Marketing costs money — but it’s also efficient and effective. In spite of those who claim “marketing costs too much,” let me offer some reasons why just the opposite is true.
Marketing bulletproofs a business against competitive attack. Unfortunately though, most companies don’t give marketing serious attention until something goes wrong. It may be the activity of an aggressive competitor, falling sales or some internal crisis. When that happens, everyone expects marketing to kick in instantly and solve the problem.
Companies — all companies — are vulnerable to competitive attack when they fail to create a legacy of marketplace credibility. This means projecting and protecting the company image and constantly caring for the way their brand is perceived and appreciated. This takes time, effort and money. But when a problem arises — and it always does — there’s a reservoir of goodwill, knowledge and value that offers protection against the attack.
The hundreds of millions of dollars that tobacco companies are committing to smoking education aren’t at cross-purposes with selling cigarettes. Those sales are far less important than having these corporations viewed by the public as responsive and responsible, thus helping to mitigate possible legal, legislative and regulatory action.
Marketing Creates a Company’s Future
When someone calls and says “I’ve known about you for years,” you know that marketing has been at work doing its most important job. Here’s what effective marketing contributes to a company’s success: Before customers make the decision to buy, they must make the decision to go to you. The marketing objective is to help customers form the picture in their minds that you are the right company to do business with.
Behind all this stands a carefully designed and thoughtfully implemented marketing program with one aim: at the moment of need, the customer either seeks you out or welcomes your call.
Today we are seeing many companies that have been in business but are now in decline. Why? In some cases, their customers have closed their doors, merged or been acquired. Or, new competitors have entered the market and grabbed their accounts. And quite possibly, the “inside” customers who knew them so well — buyers, purchasing agents, managers — have gone elsewhere or retired.
Unless a company is actively prospecting two to 10 years in advance, it will find itself always pushing for sales.
Marketing Makes Selling Easier
If customers have a positive predisposition toward doing business with your company, product or service, making the sale is simply easier. This makes it possible for the salesperson to be a consultant (and not just to call himself one). Such common selling issues as overcoming objectives and closing techniques become irrelevant. In fact, relying on “selling skills” to get the order is an indication that a company has no marketing.
Everyone in business receives calls that start out something like this: “A couple of weeks ago, I sent you information about our company….” This is a call that goes nowhere today. Of course, salespeople (very good ones, too) run from such antiquated and stifling working conditions.
Trying to make the sales when prospects lack a clear understanding of why it’s in their best interest to talk to you is a waste of a company’s resources — time, personnel and money. Jacking up commissions or lowering the price only drives up the cost even higher.
The role of marketing is to create the right environment for selling to be successful. Without it, the cost of doing business is too high.
Marketing Extends Your Reach
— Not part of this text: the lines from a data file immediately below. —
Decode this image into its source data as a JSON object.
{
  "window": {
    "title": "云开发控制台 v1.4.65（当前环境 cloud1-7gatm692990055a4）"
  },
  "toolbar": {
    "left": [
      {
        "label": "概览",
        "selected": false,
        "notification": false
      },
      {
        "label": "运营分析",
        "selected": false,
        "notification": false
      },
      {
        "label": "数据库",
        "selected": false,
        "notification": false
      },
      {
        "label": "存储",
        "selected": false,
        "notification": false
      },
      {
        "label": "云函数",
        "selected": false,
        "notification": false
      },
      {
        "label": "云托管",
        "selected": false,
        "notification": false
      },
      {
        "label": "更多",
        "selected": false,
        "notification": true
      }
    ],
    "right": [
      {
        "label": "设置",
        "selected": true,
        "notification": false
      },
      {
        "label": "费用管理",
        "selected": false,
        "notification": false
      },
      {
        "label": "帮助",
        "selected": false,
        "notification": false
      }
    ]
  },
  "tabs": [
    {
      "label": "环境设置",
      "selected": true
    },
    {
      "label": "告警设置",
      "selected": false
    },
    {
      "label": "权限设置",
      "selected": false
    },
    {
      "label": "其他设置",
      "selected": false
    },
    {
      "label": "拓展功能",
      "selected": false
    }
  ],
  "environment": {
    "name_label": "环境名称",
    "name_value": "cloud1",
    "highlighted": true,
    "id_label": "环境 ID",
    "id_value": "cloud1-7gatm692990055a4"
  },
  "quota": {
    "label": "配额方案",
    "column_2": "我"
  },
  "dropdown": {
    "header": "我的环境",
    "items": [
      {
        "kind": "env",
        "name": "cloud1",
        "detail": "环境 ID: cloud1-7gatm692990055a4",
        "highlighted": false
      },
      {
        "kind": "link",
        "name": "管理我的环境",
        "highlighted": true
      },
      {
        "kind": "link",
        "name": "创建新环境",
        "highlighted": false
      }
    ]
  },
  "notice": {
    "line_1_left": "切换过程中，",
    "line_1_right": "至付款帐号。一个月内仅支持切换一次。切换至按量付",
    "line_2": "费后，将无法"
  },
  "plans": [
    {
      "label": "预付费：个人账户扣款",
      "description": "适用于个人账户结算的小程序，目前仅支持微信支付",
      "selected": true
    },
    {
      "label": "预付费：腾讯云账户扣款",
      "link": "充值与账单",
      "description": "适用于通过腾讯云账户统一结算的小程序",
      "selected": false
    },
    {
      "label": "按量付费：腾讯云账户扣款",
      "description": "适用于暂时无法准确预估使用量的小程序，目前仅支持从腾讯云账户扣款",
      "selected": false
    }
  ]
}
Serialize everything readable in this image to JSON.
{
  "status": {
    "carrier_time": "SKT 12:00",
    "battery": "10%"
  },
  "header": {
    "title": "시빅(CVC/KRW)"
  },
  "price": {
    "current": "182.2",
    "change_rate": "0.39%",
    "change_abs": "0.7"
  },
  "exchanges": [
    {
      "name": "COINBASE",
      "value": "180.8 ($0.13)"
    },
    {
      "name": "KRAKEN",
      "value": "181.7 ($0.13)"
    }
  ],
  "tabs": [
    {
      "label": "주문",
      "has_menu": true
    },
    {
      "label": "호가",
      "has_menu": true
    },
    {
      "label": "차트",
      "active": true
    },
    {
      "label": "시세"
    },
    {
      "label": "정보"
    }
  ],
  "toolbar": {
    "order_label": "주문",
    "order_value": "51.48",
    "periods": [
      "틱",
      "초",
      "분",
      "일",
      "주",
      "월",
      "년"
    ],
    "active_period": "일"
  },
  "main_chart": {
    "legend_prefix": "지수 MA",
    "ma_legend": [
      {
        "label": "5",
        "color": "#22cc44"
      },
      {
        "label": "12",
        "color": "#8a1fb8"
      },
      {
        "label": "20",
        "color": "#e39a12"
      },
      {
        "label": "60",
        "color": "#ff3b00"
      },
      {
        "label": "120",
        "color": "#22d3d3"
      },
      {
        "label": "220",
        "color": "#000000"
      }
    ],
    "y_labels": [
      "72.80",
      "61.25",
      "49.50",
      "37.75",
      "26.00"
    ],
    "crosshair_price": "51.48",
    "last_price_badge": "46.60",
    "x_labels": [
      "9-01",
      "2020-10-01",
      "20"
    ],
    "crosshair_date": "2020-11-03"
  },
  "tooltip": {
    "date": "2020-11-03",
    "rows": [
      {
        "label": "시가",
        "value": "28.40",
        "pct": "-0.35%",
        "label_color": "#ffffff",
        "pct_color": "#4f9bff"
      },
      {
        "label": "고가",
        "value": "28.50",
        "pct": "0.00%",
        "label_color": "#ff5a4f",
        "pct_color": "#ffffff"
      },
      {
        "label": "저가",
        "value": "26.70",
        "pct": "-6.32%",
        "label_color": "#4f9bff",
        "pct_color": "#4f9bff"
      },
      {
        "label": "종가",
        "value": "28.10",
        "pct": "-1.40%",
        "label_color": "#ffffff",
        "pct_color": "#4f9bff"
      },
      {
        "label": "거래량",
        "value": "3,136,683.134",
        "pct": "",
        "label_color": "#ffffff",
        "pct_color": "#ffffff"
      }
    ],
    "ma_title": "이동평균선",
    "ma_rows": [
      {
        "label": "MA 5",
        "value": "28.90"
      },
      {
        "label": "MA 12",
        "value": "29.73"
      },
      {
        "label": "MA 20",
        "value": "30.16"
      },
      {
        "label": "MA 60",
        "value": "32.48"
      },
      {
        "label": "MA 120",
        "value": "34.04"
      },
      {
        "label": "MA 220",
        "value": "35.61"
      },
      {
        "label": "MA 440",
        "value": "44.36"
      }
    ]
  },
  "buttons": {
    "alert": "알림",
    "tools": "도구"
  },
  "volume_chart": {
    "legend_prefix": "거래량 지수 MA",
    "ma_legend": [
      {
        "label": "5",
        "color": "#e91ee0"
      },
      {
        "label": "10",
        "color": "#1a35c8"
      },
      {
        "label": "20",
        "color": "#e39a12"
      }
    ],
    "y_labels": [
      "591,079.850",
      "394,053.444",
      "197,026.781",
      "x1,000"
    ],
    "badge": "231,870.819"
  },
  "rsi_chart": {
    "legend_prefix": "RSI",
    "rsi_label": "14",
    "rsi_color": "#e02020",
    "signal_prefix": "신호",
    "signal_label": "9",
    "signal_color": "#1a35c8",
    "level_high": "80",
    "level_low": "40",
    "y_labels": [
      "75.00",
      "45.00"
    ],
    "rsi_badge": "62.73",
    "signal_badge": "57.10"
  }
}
Whether it’s drilling down into existing companies to find new opportunities, further penetrating a market or market area, or opening the door to new markets and new territories, marketing is the engine that drives the effort.
To grow an already successful business today, the task is one of going from “everybody knows us” to “nobody knows us.” Few companies are willing to acknowledge the height of the wall this creates for anyone in sales. Firms enter a new market where they’re not known and then wonder why sales lag. More often than not, it’s the sales force that gets the blame for the debacle, even though the fault was a lack of marketing.
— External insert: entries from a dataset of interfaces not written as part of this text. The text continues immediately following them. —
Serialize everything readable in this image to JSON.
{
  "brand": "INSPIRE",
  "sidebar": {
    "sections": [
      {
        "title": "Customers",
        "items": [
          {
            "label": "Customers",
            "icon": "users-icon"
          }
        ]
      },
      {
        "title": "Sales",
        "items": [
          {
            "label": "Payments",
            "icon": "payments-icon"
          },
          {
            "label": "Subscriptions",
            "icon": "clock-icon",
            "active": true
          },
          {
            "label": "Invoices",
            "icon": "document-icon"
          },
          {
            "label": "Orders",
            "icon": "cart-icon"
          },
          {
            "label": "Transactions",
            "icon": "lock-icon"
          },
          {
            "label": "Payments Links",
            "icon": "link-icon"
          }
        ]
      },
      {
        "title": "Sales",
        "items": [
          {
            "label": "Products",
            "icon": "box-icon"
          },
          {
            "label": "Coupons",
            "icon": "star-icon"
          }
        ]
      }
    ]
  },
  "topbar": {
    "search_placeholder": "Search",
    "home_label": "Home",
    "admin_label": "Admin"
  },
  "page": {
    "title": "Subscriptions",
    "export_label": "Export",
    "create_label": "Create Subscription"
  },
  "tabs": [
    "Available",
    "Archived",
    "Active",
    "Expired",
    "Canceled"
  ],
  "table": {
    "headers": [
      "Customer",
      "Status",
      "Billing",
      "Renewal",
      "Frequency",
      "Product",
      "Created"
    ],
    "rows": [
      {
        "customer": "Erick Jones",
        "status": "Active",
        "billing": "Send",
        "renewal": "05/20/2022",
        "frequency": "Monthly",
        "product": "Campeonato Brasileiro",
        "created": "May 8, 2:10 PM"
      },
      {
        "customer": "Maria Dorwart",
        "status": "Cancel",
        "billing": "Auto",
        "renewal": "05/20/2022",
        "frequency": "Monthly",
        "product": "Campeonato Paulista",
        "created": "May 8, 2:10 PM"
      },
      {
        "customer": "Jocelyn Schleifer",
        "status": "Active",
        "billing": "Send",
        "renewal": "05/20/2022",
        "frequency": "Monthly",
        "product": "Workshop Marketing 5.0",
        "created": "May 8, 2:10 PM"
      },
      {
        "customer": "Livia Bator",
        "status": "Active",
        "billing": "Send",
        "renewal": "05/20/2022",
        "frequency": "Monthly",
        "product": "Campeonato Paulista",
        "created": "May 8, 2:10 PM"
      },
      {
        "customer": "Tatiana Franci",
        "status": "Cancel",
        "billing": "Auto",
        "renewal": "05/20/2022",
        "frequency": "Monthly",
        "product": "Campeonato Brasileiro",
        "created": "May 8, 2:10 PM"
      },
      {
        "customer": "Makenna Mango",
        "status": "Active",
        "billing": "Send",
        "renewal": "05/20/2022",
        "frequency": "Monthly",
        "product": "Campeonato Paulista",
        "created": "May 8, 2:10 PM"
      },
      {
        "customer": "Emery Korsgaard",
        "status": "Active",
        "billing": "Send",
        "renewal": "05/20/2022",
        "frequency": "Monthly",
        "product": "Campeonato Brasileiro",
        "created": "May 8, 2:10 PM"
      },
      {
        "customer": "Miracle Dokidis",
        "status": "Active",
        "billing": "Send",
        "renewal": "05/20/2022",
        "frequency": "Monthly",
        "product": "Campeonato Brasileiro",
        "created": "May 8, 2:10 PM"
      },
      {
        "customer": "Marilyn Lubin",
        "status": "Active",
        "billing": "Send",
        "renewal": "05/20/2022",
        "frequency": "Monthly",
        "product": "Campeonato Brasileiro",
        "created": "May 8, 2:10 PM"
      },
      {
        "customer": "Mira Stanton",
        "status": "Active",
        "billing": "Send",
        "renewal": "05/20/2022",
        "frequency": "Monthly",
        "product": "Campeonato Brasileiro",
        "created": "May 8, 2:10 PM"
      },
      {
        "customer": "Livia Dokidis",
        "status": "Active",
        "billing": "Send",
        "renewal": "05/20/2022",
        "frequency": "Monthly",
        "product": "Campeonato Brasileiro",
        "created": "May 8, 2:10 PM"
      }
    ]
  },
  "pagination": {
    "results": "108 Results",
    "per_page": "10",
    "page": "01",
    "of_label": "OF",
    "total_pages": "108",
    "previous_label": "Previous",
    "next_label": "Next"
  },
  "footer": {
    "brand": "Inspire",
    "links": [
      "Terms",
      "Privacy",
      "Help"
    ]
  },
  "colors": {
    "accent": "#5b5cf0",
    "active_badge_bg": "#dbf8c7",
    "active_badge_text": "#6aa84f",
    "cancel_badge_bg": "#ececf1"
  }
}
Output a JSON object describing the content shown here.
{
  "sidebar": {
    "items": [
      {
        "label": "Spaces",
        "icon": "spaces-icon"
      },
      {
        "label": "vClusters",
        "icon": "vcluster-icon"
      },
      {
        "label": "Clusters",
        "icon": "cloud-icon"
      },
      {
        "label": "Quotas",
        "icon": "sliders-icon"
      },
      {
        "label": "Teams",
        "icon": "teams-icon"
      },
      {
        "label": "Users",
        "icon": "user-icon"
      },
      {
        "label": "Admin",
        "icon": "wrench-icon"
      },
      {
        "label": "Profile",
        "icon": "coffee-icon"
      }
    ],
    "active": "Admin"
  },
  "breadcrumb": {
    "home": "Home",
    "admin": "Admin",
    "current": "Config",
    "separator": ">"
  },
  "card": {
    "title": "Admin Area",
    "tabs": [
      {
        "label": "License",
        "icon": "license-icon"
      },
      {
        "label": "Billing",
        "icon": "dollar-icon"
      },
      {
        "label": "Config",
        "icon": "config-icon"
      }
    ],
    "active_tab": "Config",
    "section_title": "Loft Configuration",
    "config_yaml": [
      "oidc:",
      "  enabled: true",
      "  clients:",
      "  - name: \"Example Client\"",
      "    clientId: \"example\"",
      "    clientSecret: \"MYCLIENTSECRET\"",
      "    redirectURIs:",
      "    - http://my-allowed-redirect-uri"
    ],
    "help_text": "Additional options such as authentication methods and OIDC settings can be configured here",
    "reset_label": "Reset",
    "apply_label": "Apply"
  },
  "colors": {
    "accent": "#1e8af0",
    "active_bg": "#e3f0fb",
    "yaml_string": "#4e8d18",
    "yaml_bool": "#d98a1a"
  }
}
Onstar is an example of a company that literally drove customers to GM dealers. They have created demand for the product. Motion pictures are pitched the same way — “Coming in May.”
Here’s the message: It’s failing to market that’s too costly. The bottom-line value of marketing becomes clear when you take into account these three factors:
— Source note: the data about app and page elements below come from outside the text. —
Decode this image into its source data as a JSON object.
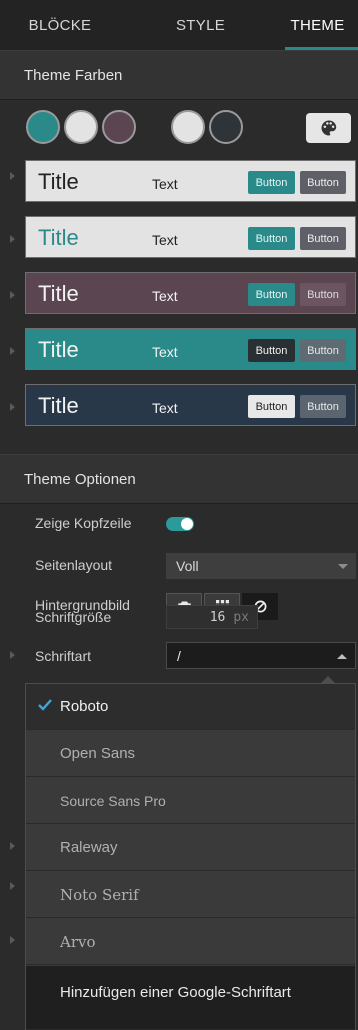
{
  "tabs": [
    {
      "label": "BLÖCKE"
    },
    {
      "label": "STYLE"
    },
    {
      "label": "THEME",
      "active": true
    }
  ],
  "theme_colors": {
    "heading": "Theme Farben",
    "swatches": [
      "#2a8a8a",
      "#e3e3e3",
      "#5a4550",
      "#e3e3e3",
      "#2e3437"
    ],
    "palette_icon": "palette-icon"
  },
  "themes": [
    {
      "title": "Title",
      "text": "Text",
      "button1": "Button",
      "button2": "Button",
      "bg": "#e3e3e3",
      "title_color": "#222222",
      "text_color": "#222222",
      "b1_bg": "#2a8a8a",
      "b1_fg": "#e8f4f4",
      "b2_bg": "#5f5f68",
      "b2_fg": "#eeeeee"
    },
    {
      "title": "Title",
      "text": "Text",
      "button1": "Button",
      "button2": "Button",
      "bg": "#e3e3e3",
      "title_color": "#2a8a8a",
      "text_color": "#222222",
      "b1_bg": "#2a8a8a",
      "b1_fg": "#e8f4f4",
      "b2_bg": "#5f5f68",
      "b2_fg": "#eeeeee"
    },
    {
      "title": "Title",
      "text": "Text",
      "button1": "Button",
      "button2": "Button",
      "bg": "#5a4550",
      "title_color": "#f2f2f2",
      "text_color": "#f2f2f2",
      "b1_bg": "#2a8a8a",
      "b1_fg": "#e8f4f4",
      "b2_bg": "#6a5560",
      "b2_fg": "#dddddd"
    },
    {
      "title": "Title",
      "text": "Text",
      "button1": "Button",
      "button2": "Button",
      "bg": "#2a8a8a",
      "title_color": "#f2f2f2",
      "text_color": "#f2f2f2",
      "b1_bg": "#2a2f33",
      "b1_fg": "#f2f2f2",
      "b2_bg": "#5f6b72",
      "b2_fg": "#e8e8e8"
    },
    {
      "title": "Title",
      "text": "Text",
      "button1": "Button",
      "button2": "Button",
      "bg": "#283848",
      "title_color": "#f2f2f2",
      "text_color": "#f2f2f2",
      "b1_bg": "#e8e8e8",
      "b1_fg": "#222222",
      "b2_bg": "#5a6570",
      "b2_fg": "#e8e8e8"
    }
  ],
  "theme_options": {
    "heading": "Theme Optionen",
    "show_header_label": "Zeige Kopfzeile",
    "show_header_on": true,
    "page_layout_label": "Seitenlayout",
    "page_layout_value": "Voll",
    "background_image_label": "Hintergrundbild",
    "background_icons": [
      "camera-icon",
      "grid-icon",
      "no-image-icon"
    ],
    "font_size_label": "Schriftgröße",
    "font_size_value": "16",
    "font_size_unit": "px",
    "font_label": "Schriftart",
    "font_value": "/"
  },
  "font_dropdown": {
    "items": [
      {
        "label": "Roboto",
        "selected": true
      },
      {
        "label": "Open Sans"
      },
      {
        "label": "Source Sans Pro"
      },
      {
        "label": "Raleway"
      },
      {
        "label": "Noto Serif"
      },
      {
        "label": "Arvo"
      }
    ],
    "add_label": "Hinzufügen einer Google-Schriftart"
  }
}
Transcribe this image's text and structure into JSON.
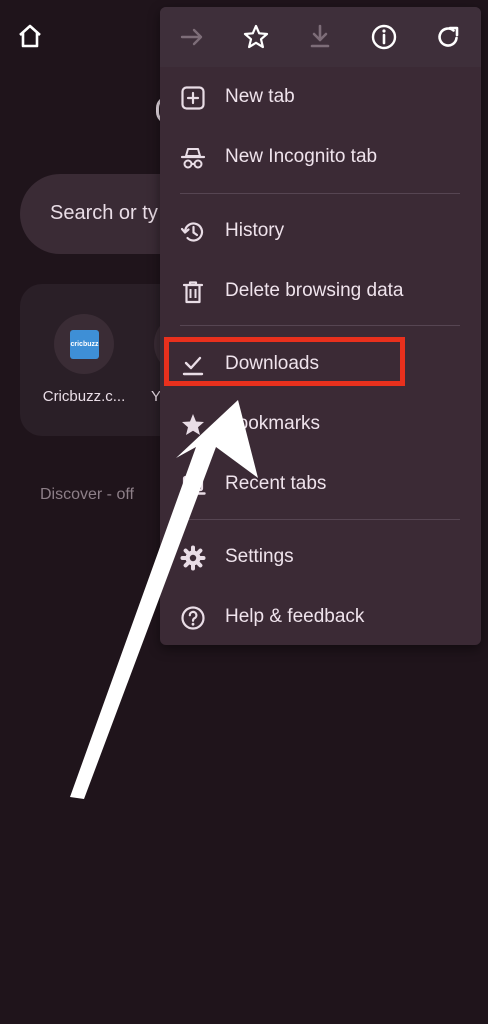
{
  "background": {
    "search_placeholder": "Search or ty",
    "shortcuts": [
      {
        "label": "Cricbuzz.c...",
        "icon": "cricbuzz-logo",
        "logo_text": "cricbuzz"
      },
      {
        "label": "Y",
        "icon": "youtube-logo"
      }
    ],
    "discover_label": "Discover - off"
  },
  "menu": {
    "toolbar": [
      {
        "name": "forward-button",
        "icon": "arrow-right-icon",
        "enabled": false
      },
      {
        "name": "bookmark-star-button",
        "icon": "star-outline-icon",
        "enabled": true
      },
      {
        "name": "download-page-button",
        "icon": "download-icon",
        "enabled": false
      },
      {
        "name": "page-info-button",
        "icon": "info-icon",
        "enabled": true
      },
      {
        "name": "reload-button",
        "icon": "reload-icon",
        "enabled": true
      }
    ],
    "items": [
      {
        "label": "New tab",
        "icon": "plus-box-icon"
      },
      {
        "label": "New Incognito tab",
        "icon": "incognito-icon"
      },
      {
        "label": "History",
        "icon": "history-icon"
      },
      {
        "label": "Delete browsing data",
        "icon": "trash-icon"
      },
      {
        "label": "Downloads",
        "icon": "download-done-icon"
      },
      {
        "label": "Bookmarks",
        "icon": "star-filled-icon"
      },
      {
        "label": "Recent tabs",
        "icon": "laptop-icon"
      },
      {
        "label": "Settings",
        "icon": "gear-icon"
      },
      {
        "label": "Help & feedback",
        "icon": "help-circle-icon"
      }
    ]
  },
  "annotations": {
    "highlight_color": "#e8301d",
    "arrow_color": "#ffffff"
  },
  "colors": {
    "page_bg": "#1f141b",
    "menu_bg": "#3b2a35",
    "text": "#efe3ec",
    "muted_text": "#8d7f88"
  }
}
- Sales that are going to a better-known (but not necessarily more competent) competitor.
- Sales opportunities that are missed because you are unaware they even exist.
- Thin-margin sales that are being made to save accounts or “get in the door.”
The money is going out the door now. The goal of marketing is to keep it where it belongs — on the books.